Records to use:
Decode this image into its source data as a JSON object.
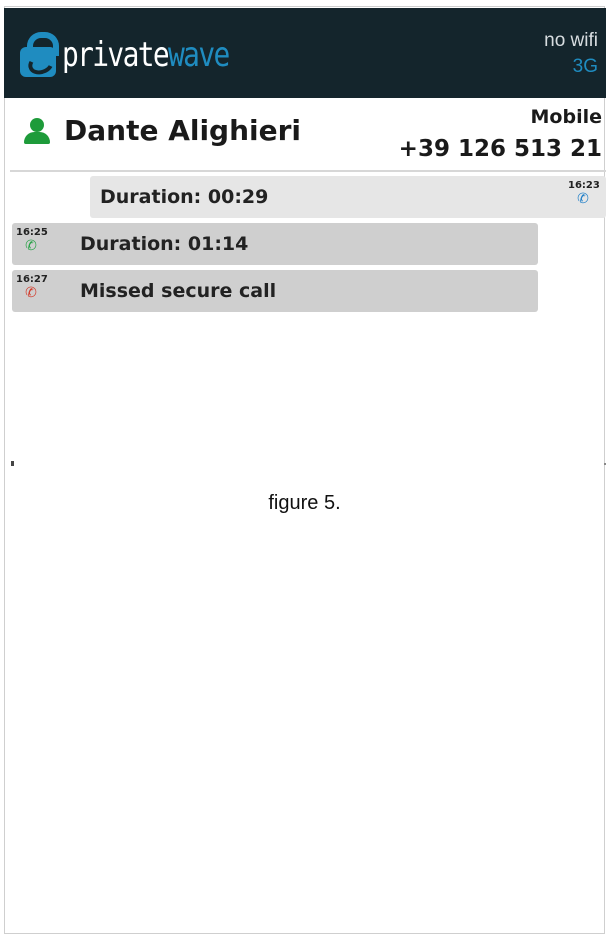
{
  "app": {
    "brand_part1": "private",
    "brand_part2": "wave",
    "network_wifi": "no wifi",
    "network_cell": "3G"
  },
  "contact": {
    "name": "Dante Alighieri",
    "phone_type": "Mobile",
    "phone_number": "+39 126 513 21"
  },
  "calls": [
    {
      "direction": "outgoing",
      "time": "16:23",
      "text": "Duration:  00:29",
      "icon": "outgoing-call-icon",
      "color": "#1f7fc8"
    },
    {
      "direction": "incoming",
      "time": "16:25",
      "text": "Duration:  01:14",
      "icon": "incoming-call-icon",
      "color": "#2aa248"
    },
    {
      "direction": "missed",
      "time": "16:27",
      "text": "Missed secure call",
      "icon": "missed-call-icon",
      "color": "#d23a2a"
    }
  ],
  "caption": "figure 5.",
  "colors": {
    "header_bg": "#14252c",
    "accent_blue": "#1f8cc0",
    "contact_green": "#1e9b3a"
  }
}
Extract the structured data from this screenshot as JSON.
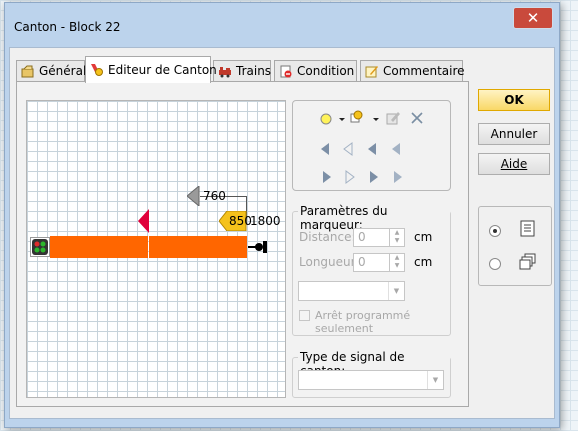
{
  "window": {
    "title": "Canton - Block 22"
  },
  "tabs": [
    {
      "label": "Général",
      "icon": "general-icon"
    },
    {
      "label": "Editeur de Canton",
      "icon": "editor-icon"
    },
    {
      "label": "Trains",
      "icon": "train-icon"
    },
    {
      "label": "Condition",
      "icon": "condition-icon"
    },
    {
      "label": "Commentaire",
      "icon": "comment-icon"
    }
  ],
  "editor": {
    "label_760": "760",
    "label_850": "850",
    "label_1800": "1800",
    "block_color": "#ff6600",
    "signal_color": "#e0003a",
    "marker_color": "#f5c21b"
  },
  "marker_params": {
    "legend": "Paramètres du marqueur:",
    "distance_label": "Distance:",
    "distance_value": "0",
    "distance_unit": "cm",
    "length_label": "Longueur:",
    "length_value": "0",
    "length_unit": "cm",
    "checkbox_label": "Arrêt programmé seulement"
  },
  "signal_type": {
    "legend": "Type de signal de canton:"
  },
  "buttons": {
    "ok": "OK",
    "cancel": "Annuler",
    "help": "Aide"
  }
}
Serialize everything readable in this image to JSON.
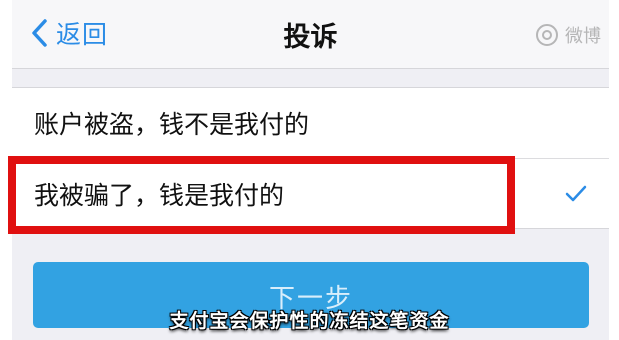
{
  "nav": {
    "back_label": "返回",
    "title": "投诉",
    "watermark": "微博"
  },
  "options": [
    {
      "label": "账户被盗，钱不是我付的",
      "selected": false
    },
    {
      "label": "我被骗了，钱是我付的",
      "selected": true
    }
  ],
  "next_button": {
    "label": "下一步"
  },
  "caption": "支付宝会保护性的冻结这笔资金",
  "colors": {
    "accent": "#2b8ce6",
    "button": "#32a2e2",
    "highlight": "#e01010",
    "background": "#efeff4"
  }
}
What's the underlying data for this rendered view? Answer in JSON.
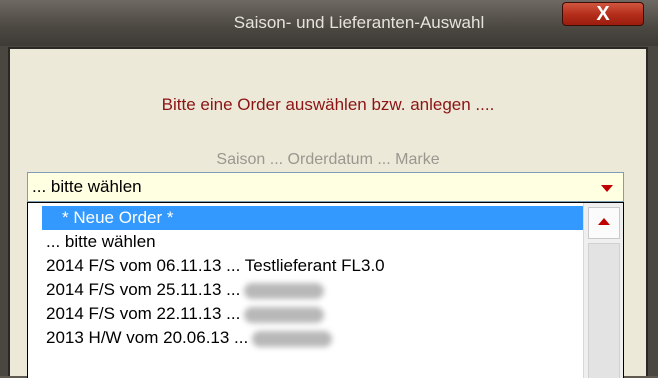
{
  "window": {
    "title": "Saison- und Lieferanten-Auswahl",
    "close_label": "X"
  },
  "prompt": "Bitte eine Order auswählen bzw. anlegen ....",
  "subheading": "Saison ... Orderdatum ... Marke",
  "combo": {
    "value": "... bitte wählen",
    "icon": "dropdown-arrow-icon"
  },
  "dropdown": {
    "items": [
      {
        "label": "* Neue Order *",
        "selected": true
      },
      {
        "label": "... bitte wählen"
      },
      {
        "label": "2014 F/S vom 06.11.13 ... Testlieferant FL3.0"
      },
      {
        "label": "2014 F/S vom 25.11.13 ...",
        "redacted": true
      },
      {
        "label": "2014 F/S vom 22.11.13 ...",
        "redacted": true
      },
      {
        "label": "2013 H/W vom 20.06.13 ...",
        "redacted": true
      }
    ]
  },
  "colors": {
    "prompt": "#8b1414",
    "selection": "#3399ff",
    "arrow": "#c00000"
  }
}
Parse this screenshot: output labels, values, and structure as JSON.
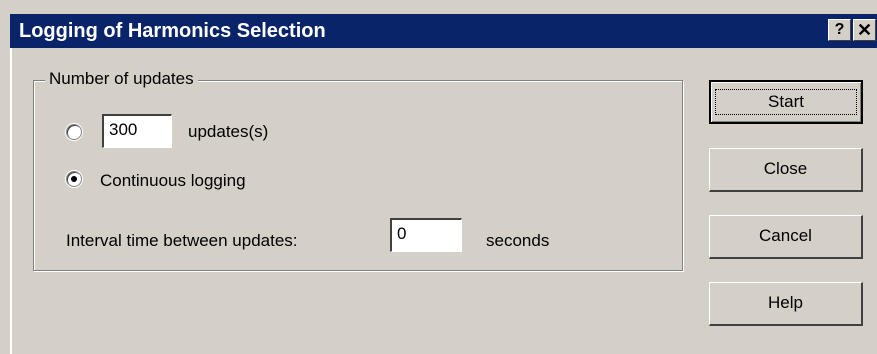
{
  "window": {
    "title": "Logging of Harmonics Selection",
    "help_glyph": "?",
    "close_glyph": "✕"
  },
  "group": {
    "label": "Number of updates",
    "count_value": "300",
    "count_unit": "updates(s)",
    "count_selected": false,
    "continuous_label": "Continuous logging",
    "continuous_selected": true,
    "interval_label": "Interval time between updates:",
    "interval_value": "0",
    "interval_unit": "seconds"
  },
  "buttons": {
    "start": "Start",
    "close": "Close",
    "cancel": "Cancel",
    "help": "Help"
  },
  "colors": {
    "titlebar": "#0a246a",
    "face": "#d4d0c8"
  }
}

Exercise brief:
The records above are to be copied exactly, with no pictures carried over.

Output below:
Decode this image into its source data as a JSON object.
{
  "app": {
    "brand_part1": "private",
    "brand_part2": "wave",
    "network_wifi": "no wifi",
    "network_cell": "3G"
  },
  "contact": {
    "name": "Dante Alighieri",
    "phone_type": "Mobile",
    "phone_number": "+39 126 513 21"
  },
  "calls": [
    {
      "direction": "outgoing",
      "time": "16:23",
      "text": "Duration:  00:29",
      "icon": "outgoing-call-icon",
      "color": "#1f7fc8"
    },
    {
      "direction": "incoming",
      "time": "16:25",
      "text": "Duration:  01:14",
      "icon": "incoming-call-icon",
      "color": "#2aa248"
    },
    {
      "direction": "missed",
      "time": "16:27",
      "text": "Missed secure call",
      "icon": "missed-call-icon",
      "color": "#d23a2a"
    }
  ],
  "caption": "figure 5.",
  "colors": {
    "header_bg": "#14252c",
    "accent_blue": "#1f8cc0",
    "contact_green": "#1e9b3a"
  }
}
Extract the structured data from this screenshot as JSON.
{
  "window": {
    "title": "Canton - Block 22"
  },
  "tabs": [
    {
      "label": "Général",
      "icon": "general-icon"
    },
    {
      "label": "Editeur de Canton",
      "icon": "editor-icon"
    },
    {
      "label": "Trains",
      "icon": "train-icon"
    },
    {
      "label": "Condition",
      "icon": "condition-icon"
    },
    {
      "label": "Commentaire",
      "icon": "comment-icon"
    }
  ],
  "editor": {
    "label_760": "760",
    "label_850": "850",
    "label_1800": "1800",
    "block_color": "#ff6600",
    "signal_color": "#e0003a",
    "marker_color": "#f5c21b"
  },
  "marker_params": {
    "legend": "Paramètres du marqueur:",
    "distance_label": "Distance:",
    "distance_value": "0",
    "distance_unit": "cm",
    "length_label": "Longueur:",
    "length_value": "0",
    "length_unit": "cm",
    "checkbox_label": "Arrêt programmé seulement"
  },
  "signal_type": {
    "legend": "Type de signal de canton:"
  },
  "buttons": {
    "ok": "OK",
    "cancel": "Annuler",
    "help": "Aide"
  }
}
Serialize everything readable in this image to JSON.
{
  "nav": {
    "back_label": "返回",
    "title": "投诉",
    "watermark": "微博"
  },
  "options": [
    {
      "label": "账户被盗，钱不是我付的",
      "selected": false
    },
    {
      "label": "我被骗了，钱是我付的",
      "selected": true
    }
  ],
  "next_button": {
    "label": "下一步"
  },
  "caption": "支付宝会保护性的冻结这笔资金",
  "colors": {
    "accent": "#2b8ce6",
    "button": "#32a2e2",
    "highlight": "#e01010",
    "background": "#efeff4"
  }
}
What's the underlying data for this rendered view? Answer in JSON.
{
  "window": {
    "title": "Saison- und Lieferanten-Auswahl",
    "close_label": "X"
  },
  "prompt": "Bitte eine Order auswählen bzw. anlegen ....",
  "subheading": "Saison ... Orderdatum ... Marke",
  "combo": {
    "value": "... bitte wählen",
    "icon": "dropdown-arrow-icon"
  },
  "dropdown": {
    "items": [
      {
        "label": "* Neue Order *",
        "selected": true
      },
      {
        "label": "... bitte wählen"
      },
      {
        "label": "2014 F/S vom 06.11.13 ... Testlieferant FL3.0"
      },
      {
        "label": "2014 F/S vom 25.11.13 ...",
        "redacted": true
      },
      {
        "label": "2014 F/S vom 22.11.13 ...",
        "redacted": true
      },
      {
        "label": "2013 H/W vom 20.06.13 ...",
        "redacted": true
      }
    ]
  },
  "colors": {
    "prompt": "#8b1414",
    "selection": "#3399ff",
    "arrow": "#c00000"
  }
}
Parse this screenshot: output labels, values, and structure as JSON.
{
  "window": {
    "title": "Logging of Harmonics Selection",
    "help_glyph": "?",
    "close_glyph": "✕"
  },
  "group": {
    "label": "Number of updates",
    "count_value": "300",
    "count_unit": "updates(s)",
    "count_selected": false,
    "continuous_label": "Continuous logging",
    "continuous_selected": true,
    "interval_label": "Interval time between updates:",
    "interval_value": "0",
    "interval_unit": "seconds"
  },
  "buttons": {
    "start": "Start",
    "close": "Close",
    "cancel": "Cancel",
    "help": "Help"
  },
  "colors": {
    "titlebar": "#0a246a",
    "face": "#d4d0c8"
  }
}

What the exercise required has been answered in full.